<% end %>

Look at the article listing in your browser when you’re logged out and make sure those links disappear. Then use the same technique to hide the "Create a New Article" link. Similarly, hide the ‘delete’ link for the tags index.

Your basic authentication is done, and Iteration 5 is complete!

Extra Credit

We now have the concept of authenticated users, represented by our Author class, in our blogging application, and it’s authors who are allowed to create and edit articles. What could be done to make the ownership of articles more explicit and secure, and how could we restrict articles to being edited only by their original owner?

Saving to GitHub.

Terminal

$
$
$
git add .git commit -m "Sorcery authentication complete"git push

That is the last commit for this project! If you would like to review your previous commits, you can do so with the git log command in terminal:

Terminal

$
 
 
 
 
 
git logcommit 0be8c0f7dc92322dd31f579d9a91ebc8e0fac443Author: your_name your_emailDate:   Thu Apr 11 17:31:37 2013 -0600Sorcery authentication completeand so on...

I6: Extras

Here are some ideas for extension exercises:

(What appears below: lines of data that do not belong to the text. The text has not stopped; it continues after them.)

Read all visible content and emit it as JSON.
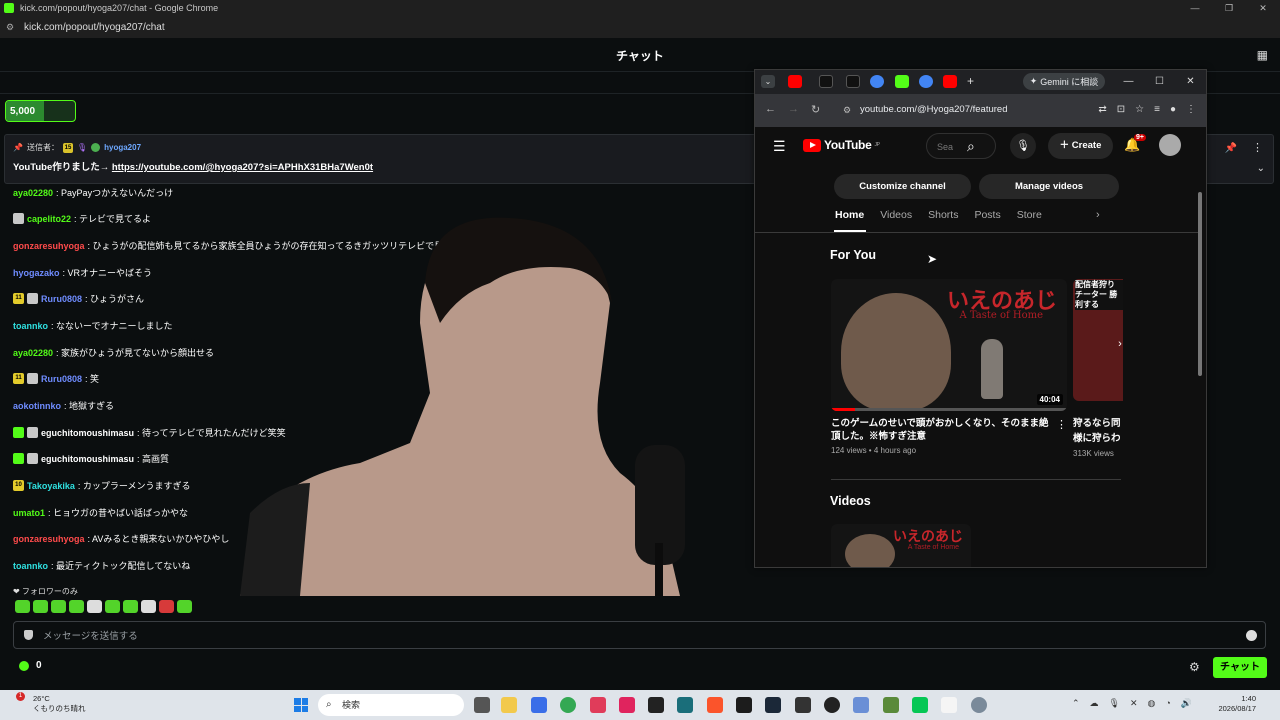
{
  "outer_window": {
    "title": "kick.com/popout/hyoga207/chat - Google Chrome",
    "url": "kick.com/popout/hyoga207/chat",
    "controls": [
      "—",
      "❐",
      "✕"
    ]
  },
  "kick": {
    "header_title": "チャット",
    "goal_value": "5,000",
    "pinned": {
      "label": "送信者：",
      "sub_badge": "15",
      "username": "hyoga207",
      "text_prefix": "YouTube作りました→ ",
      "link": "https://youtube.com/@hyoga207?si=APHhX31BHa7Wen0t"
    },
    "messages": [
      {
        "user": "aya02280",
        "color": "#53fc18",
        "text": ": PayPayつかえないんだっけ",
        "badges": []
      },
      {
        "user": "capelito22",
        "color": "#53fc18",
        "text": ": テレビで見てるよ",
        "badges": [
          "avatar"
        ]
      },
      {
        "user": "gonzaresuhyoga",
        "color": "#ff4b4b",
        "text": ": ひょうがの配信姉も見てるから家族全員ひょうがの存在知ってるきガッツリテレビで見",
        "badges": []
      },
      {
        "user": "hyogazako",
        "color": "#6f8cff",
        "text": ": VRオナニーやばそう",
        "badges": []
      },
      {
        "user": "Ruru0808",
        "color": "#6f8cff",
        "text": ": ひょうがさん",
        "badges": [
          "11",
          "avatar"
        ]
      },
      {
        "user": "toannko",
        "color": "#2fe0e0",
        "text": ": なないーでオナニーしました",
        "badges": []
      },
      {
        "user": "aya02280",
        "color": "#53fc18",
        "text": ": 家族がひょうが見てないから顔出せる",
        "badges": []
      },
      {
        "user": "Ruru0808",
        "color": "#6f8cff",
        "text": ": 笑",
        "badges": [
          "11",
          "avatar"
        ]
      },
      {
        "user": "aokotinnko",
        "color": "#6f8cff",
        "text": ": 地獄すぎる",
        "badges": []
      },
      {
        "user": "eguchitomoushimasu",
        "color": "#ffffff",
        "text": ": 待ってテレビで見れたんだけど笑笑",
        "badges": [
          "green",
          "avatar"
        ]
      },
      {
        "user": "eguchitomoushimasu",
        "color": "#ffffff",
        "text": ": 高画質",
        "badges": [
          "green",
          "avatar"
        ]
      },
      {
        "user": "Takoyakika",
        "color": "#2fe0e0",
        "text": ": カップラーメンうますぎる",
        "badges": [
          "10"
        ]
      },
      {
        "user": "umato1",
        "color": "#53fc18",
        "text": ": ヒョウガの昔やばい話ばっかやな",
        "badges": []
      },
      {
        "user": "gonzaresuhyoga",
        "color": "#ff4b4b",
        "text": ": AVみるとき親来ないかひやひやし",
        "badges": []
      },
      {
        "user": "toannko",
        "color": "#2fe0e0",
        "text": ": 最近ティクトック配信してないね",
        "badges": []
      }
    ],
    "follower_only": "❤ フォロワーのみ",
    "input_placeholder": "メッセージを送信する",
    "points": "0",
    "chat_button": "チャット"
  },
  "popup": {
    "gemini": "Gemini に相談",
    "url": "youtube.com/@Hyoga207/featured",
    "yt": {
      "logo": "YouTube",
      "logo_region": "JP",
      "search_placeholder": "Sea",
      "create": "Create",
      "notif_count": "9+",
      "customize": "Customize channel",
      "manage": "Manage videos",
      "tabs": [
        "Home",
        "Videos",
        "Shorts",
        "Posts",
        "Store"
      ],
      "for_you": "For You",
      "video1": {
        "thumb_title": "いえのあじ",
        "thumb_sub": "A Taste of Home",
        "duration": "40:04",
        "progress": 0.1,
        "title": "このゲームのせいで頭がおかしくなり、そのまま絶頂した。※怖すぎ注意",
        "meta": "124 views • 4 hours ago"
      },
      "video2": {
        "thumb_text": "配信者狩り チーター 勝利する",
        "title_line1": "狩るなら同",
        "title_line2": "様に狩らわ",
        "meta": "313K views"
      },
      "videos_heading": "Videos",
      "video3_thumb_title": "いえのあじ",
      "video3_thumb_sub": "A Taste of Home"
    }
  },
  "taskbar": {
    "weather_temp": "26°C",
    "weather_text": "くもりのち晴れ",
    "weather_badge": "1",
    "search": "検索",
    "time": "1:40",
    "date": "2026/08/17"
  }
}
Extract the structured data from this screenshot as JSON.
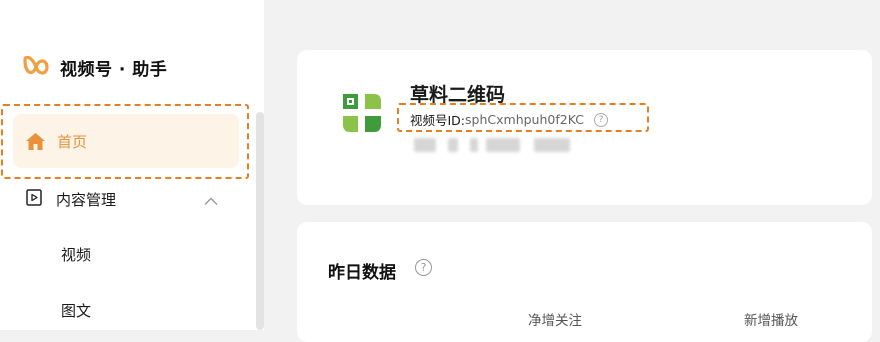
{
  "brand": {
    "name": "视频号 · 助手",
    "logo_icon": "infinity-logo-icon",
    "color": "#f0a040"
  },
  "sidebar": {
    "items": [
      {
        "label": "首页",
        "icon": "home-icon",
        "active": true
      },
      {
        "label": "内容管理",
        "icon": "play-square-icon",
        "expanded": true
      },
      {
        "label": "视频"
      },
      {
        "label": "图文"
      }
    ]
  },
  "account": {
    "name": "草料二维码",
    "id_label": "视频号ID:",
    "id_value": "sphCxmhpuh0f2KC",
    "help_icon": "question-circle-icon"
  },
  "stats": {
    "title": "昨日数据",
    "help_icon": "question-circle-icon",
    "columns": [
      "净增关注",
      "新增播放"
    ]
  },
  "colors": {
    "accent": "#e8923a",
    "active_bg": "#fdf3e7",
    "highlight_outline": "#e67e22"
  }
}
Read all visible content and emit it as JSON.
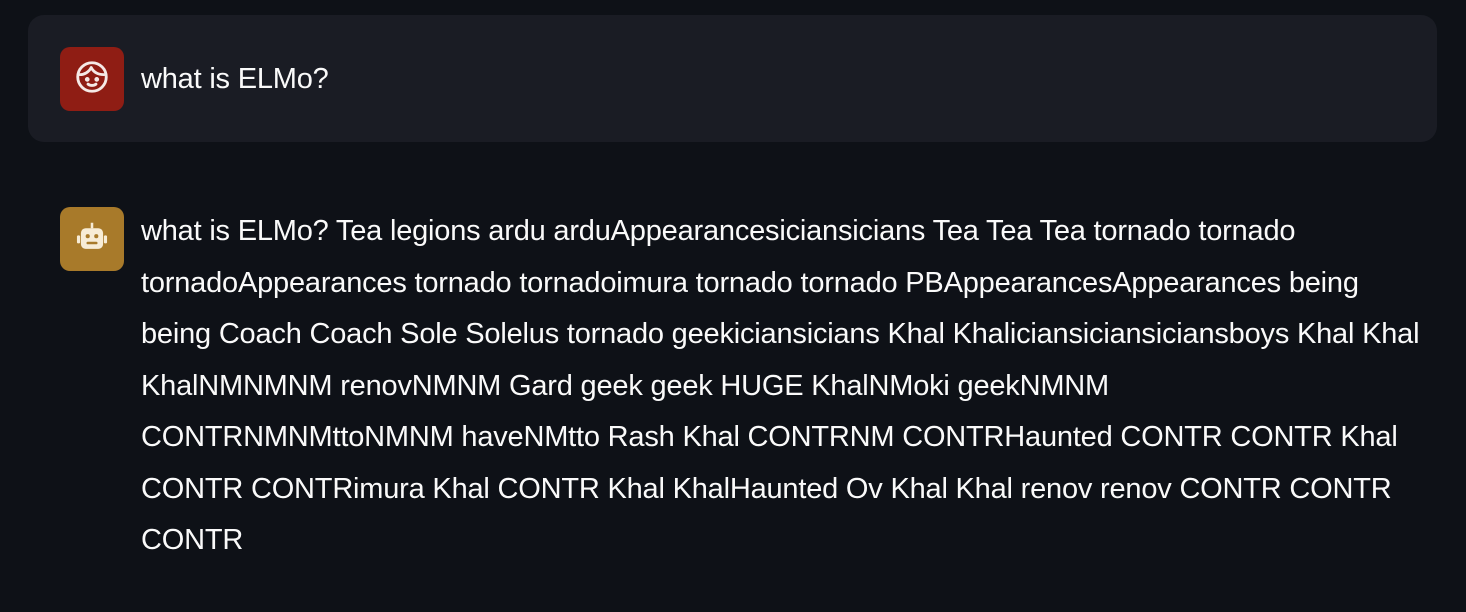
{
  "messages": {
    "user": {
      "role": "user",
      "avatar_icon": "user-face-icon",
      "avatar_color": "#8f1d14",
      "text": "what is ELMo?"
    },
    "assistant": {
      "role": "assistant",
      "avatar_icon": "robot-icon",
      "avatar_color": "#a87a2a",
      "text": "what is ELMo? Tea legions ardu arduAppearancesiciansicians Tea Tea Tea tornado tornado tornadoAppearances tornado tornadoimura tornado tornado PBAppearancesAppearances being being Coach Coach Sole Solelus tornado geekiciansicians Khal Khaliciansiciansiciansboys Khal Khal KhalNMNMNM renovNMNM Gard geek geek HUGE KhalNMoki geekNMNM CONTRNMNMttoNMNM haveNMtto Rash Khal CONTRNM CONTRHaunted CONTR CONTR Khal CONTR CONTRimura Khal CONTR Khal KhalHaunted Ov Khal Khal renov renov CONTR CONTR CONTR"
    }
  },
  "colors": {
    "background": "#0e1117",
    "user_bubble": "#1a1c24",
    "text": "#fafafa"
  }
}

  • Add a site-wide sidebar that holds navigation links
  • Create date-based navigation links. For instance, there would be a list of links with the names of the months and when you click on the month it shows you all the articles published in that month.
  • Track the number of times an article has been viewed. Add a view_count column to the article, then in the show method of articles_controller.rb just increment that counter. Or, better yet, add a method in the article.rb model that increments the counter and call that method from the controller.
  • Once you are tracking views, create a list of the three "most popular" articles
  • Create a simple RSS feed for articles using the respond_to method and XML view templates
Feedback

Have Feedback?

Did you find an error? Something confusing? We'd love your help:

Thanks!